═════ Material supplied ═════

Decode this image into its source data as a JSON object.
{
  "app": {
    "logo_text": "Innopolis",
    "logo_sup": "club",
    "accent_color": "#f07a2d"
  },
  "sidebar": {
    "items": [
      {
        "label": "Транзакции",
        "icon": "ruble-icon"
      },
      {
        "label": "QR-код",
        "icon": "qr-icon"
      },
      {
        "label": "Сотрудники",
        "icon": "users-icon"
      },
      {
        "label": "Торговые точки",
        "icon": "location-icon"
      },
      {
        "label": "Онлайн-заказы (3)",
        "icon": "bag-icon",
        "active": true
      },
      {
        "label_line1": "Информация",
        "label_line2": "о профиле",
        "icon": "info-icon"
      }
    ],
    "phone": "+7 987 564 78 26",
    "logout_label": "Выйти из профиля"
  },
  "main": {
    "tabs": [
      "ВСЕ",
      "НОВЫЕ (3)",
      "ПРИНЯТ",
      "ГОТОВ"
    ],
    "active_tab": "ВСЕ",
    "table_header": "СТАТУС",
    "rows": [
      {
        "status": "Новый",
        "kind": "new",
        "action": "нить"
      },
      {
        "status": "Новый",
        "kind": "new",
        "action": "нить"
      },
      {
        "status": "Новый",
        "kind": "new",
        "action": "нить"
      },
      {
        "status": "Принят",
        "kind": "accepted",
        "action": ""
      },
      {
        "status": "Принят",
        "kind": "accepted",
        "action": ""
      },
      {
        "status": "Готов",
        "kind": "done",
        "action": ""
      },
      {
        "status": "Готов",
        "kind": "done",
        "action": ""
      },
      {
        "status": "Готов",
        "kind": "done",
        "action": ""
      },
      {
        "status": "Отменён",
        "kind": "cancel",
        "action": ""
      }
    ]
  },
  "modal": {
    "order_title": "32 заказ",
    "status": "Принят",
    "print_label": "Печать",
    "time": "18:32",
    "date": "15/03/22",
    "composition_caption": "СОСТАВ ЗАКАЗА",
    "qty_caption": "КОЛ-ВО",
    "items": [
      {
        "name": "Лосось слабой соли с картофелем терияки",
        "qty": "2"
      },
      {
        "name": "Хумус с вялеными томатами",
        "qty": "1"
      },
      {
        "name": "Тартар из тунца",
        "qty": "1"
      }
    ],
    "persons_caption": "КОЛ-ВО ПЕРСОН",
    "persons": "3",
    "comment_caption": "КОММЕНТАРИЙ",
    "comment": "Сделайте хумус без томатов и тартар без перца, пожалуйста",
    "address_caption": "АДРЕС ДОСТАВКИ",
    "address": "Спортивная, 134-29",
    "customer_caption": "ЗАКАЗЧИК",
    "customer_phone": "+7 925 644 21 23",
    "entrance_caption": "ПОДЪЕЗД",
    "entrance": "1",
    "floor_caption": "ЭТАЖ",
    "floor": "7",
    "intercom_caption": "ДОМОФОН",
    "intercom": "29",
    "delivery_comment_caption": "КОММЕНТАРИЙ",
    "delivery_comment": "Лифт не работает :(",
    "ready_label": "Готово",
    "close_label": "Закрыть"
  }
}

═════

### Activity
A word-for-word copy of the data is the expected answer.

### Result
Decode this image into its source data as a JSON object.
{
  "app": {
    "logo_text": "Innopolis",
    "logo_sup": "club",
    "accent_color": "#f07a2d"
  },
  "sidebar": {
    "items": [
      {
        "label": "Транзакции",
        "icon": "ruble-icon"
      },
      {
        "label": "QR-код",
        "icon": "qr-icon"
      },
      {
        "label": "Сотрудники",
        "icon": "users-icon"
      },
      {
        "label": "Торговые точки",
        "icon": "location-icon"
      },
      {
        "label": "Онлайн-заказы (3)",
        "icon": "bag-icon",
        "active": true
      },
      {
        "label_line1": "Информация",
        "label_line2": "о профиле",
        "icon": "info-icon"
      }
    ],
    "phone": "+7 987 564 78 26",
    "logout_label": "Выйти из профиля"
  },
  "main": {
    "tabs": [
      "ВСЕ",
      "НОВЫЕ (3)",
      "ПРИНЯТ",
      "ГОТОВ"
    ],
    "active_tab": "ВСЕ",
    "table_header": "СТАТУС",
    "rows": [
      {
        "status": "Новый",
        "kind": "new",
        "action": "нить"
      },
      {
        "status": "Новый",
        "kind": "new",
        "action": "нить"
      },
      {
        "status": "Новый",
        "kind": "new",
        "action": "нить"
      },
      {
        "status": "Принят",
        "kind": "accepted",
        "action": ""
      },
      {
        "status": "Принят",
        "kind": "accepted",
        "action": ""
      },
      {
        "status": "Готов",
        "kind": "done",
        "action": ""
      },
      {
        "status": "Готов",
        "kind": "done",
        "action": ""
      },
      {
        "status": "Готов",
        "kind": "done",
        "action": ""
      },
      {
        "status": "Отменён",
        "kind": "cancel",
        "action": ""
      }
    ]
  },
  "modal": {
    "order_title": "32 заказ",
    "status": "Принят",
    "print_label": "Печать",
    "time": "18:32",
    "date": "15/03/22",
    "composition_caption": "СОСТАВ ЗАКАЗА",
    "qty_caption": "КОЛ-ВО",
    "items": [
      {
        "name": "Лосось слабой соли с картофелем терияки",
        "qty": "2"
      },
      {
        "name": "Хумус с вялеными томатами",
        "qty": "1"
      },
      {
        "name": "Тартар из тунца",
        "qty": "1"
      }
    ],
    "persons_caption": "КОЛ-ВО ПЕРСОН",
    "persons": "3",
    "comment_caption": "КОММЕНТАРИЙ",
    "comment": "Сделайте хумус без томатов и тартар без перца, пожалуйста",
    "address_caption": "АДРЕС ДОСТАВКИ",
    "address": "Спортивная, 134-29",
    "customer_caption": "ЗАКАЗЧИК",
    "customer_phone": "+7 925 644 21 23",
    "entrance_caption": "ПОДЪЕЗД",
    "entrance": "1",
    "floor_caption": "ЭТАЖ",
    "floor": "7",
    "intercom_caption": "ДОМОФОН",
    "intercom": "29",
    "delivery_comment_caption": "КОММЕНТАРИЙ",
    "delivery_comment": "Лифт не работает :(",
    "ready_label": "Готово",
    "close_label": "Закрыть"
  }
}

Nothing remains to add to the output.